WORK ITEM:
Leave every picture out, and write out the remaining entries exactly.

EXERCISE INPUTS:
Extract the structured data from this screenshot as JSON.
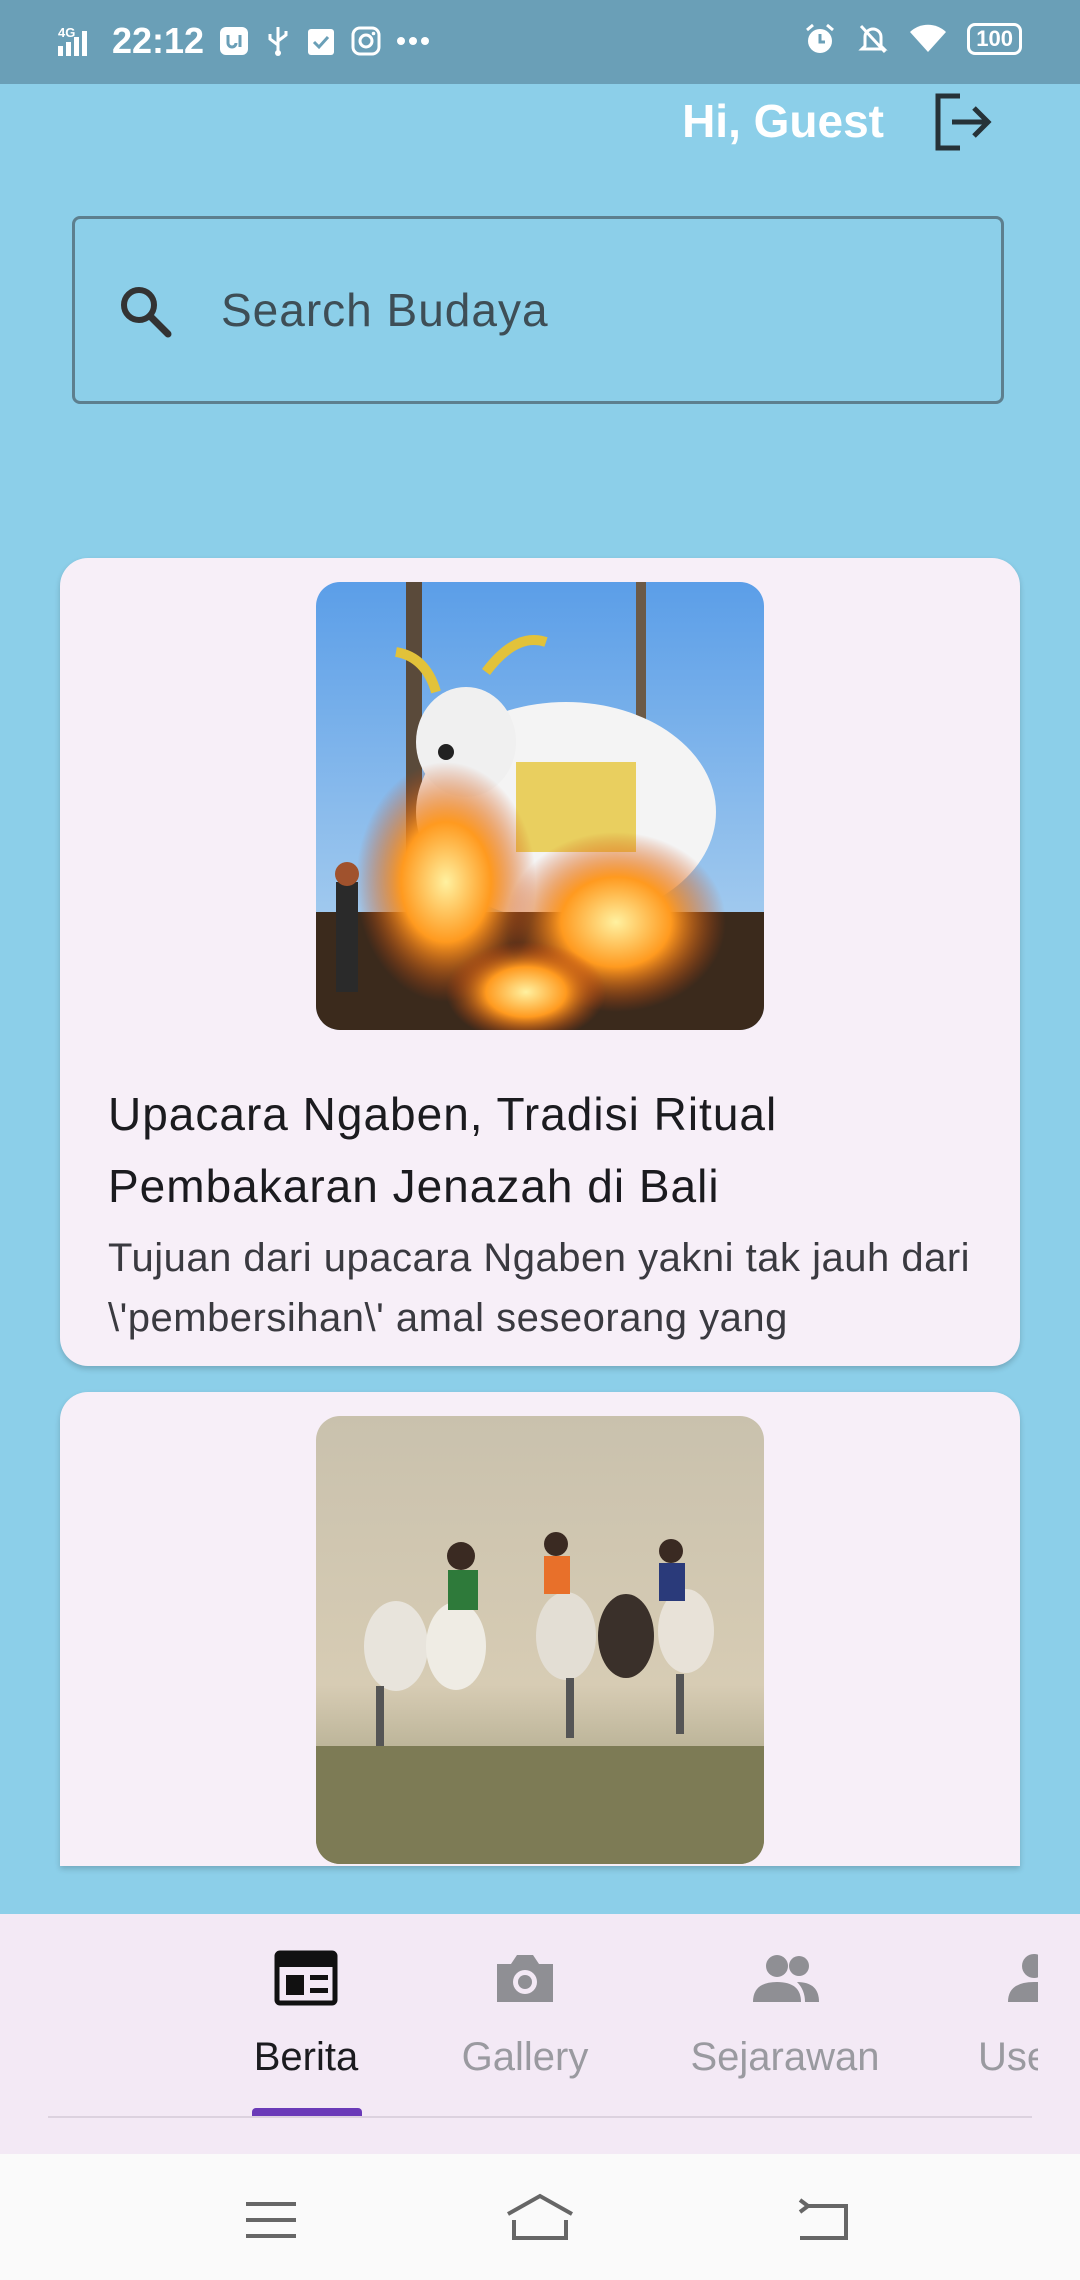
{
  "status_bar": {
    "network": "4G",
    "time": "22:12",
    "battery": "100",
    "left_icons": [
      "usb-debug-icon",
      "usb-icon",
      "task-icon",
      "instagram-icon",
      "more-dots-icon"
    ],
    "right_icons": [
      "alarm-icon",
      "mute-icon",
      "wifi-icon",
      "battery-icon"
    ]
  },
  "header": {
    "greeting": "Hi, Guest",
    "logout_icon": "logout-icon"
  },
  "search": {
    "placeholder": "Search Budaya",
    "icon": "search-icon"
  },
  "articles": [
    {
      "title": "Upacara Ngaben, Tradisi Ritual Pembakaran Jenazah di Bali",
      "description": "Tujuan dari upacara Ngaben yakni tak jauh dari \\'pembersihan\\' amal seseorang yang"
    },
    {
      "title": "",
      "description": ""
    }
  ],
  "bottom_nav": {
    "tabs": [
      {
        "label": "Berita",
        "icon": "newspaper-icon",
        "active": true
      },
      {
        "label": "Gallery",
        "icon": "camera-icon",
        "active": false
      },
      {
        "label": "Sejarawan",
        "icon": "people-icon",
        "active": false
      },
      {
        "label": "Use",
        "icon": "person-icon",
        "active": false
      }
    ]
  },
  "colors": {
    "background": "#8ccfe9",
    "status_bar": "#6a9fb7",
    "card": "#f7eff8",
    "nav": "#f3e9f5",
    "indicator": "#6a3ab8"
  }
}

ANSWER TO THIS PROBLEM:
Extract the structured data from this screenshot as JSON.
{
  "status_bar": {
    "network": "4G",
    "time": "22:12",
    "battery": "100",
    "left_icons": [
      "usb-debug-icon",
      "usb-icon",
      "task-icon",
      "instagram-icon",
      "more-dots-icon"
    ],
    "right_icons": [
      "alarm-icon",
      "mute-icon",
      "wifi-icon",
      "battery-icon"
    ]
  },
  "header": {
    "greeting": "Hi, Guest",
    "logout_icon": "logout-icon"
  },
  "search": {
    "placeholder": "Search Budaya",
    "icon": "search-icon"
  },
  "articles": [
    {
      "title": "Upacara Ngaben, Tradisi Ritual Pembakaran Jenazah di Bali",
      "description": "Tujuan dari upacara Ngaben yakni tak jauh dari \\'pembersihan\\' amal seseorang yang"
    },
    {
      "title": "",
      "description": ""
    }
  ],
  "bottom_nav": {
    "tabs": [
      {
        "label": "Berita",
        "icon": "newspaper-icon",
        "active": true
      },
      {
        "label": "Gallery",
        "icon": "camera-icon",
        "active": false
      },
      {
        "label": "Sejarawan",
        "icon": "people-icon",
        "active": false
      },
      {
        "label": "Use",
        "icon": "person-icon",
        "active": false
      }
    ]
  },
  "colors": {
    "background": "#8ccfe9",
    "status_bar": "#6a9fb7",
    "card": "#f7eff8",
    "nav": "#f3e9f5",
    "indicator": "#6a3ab8"
  }
}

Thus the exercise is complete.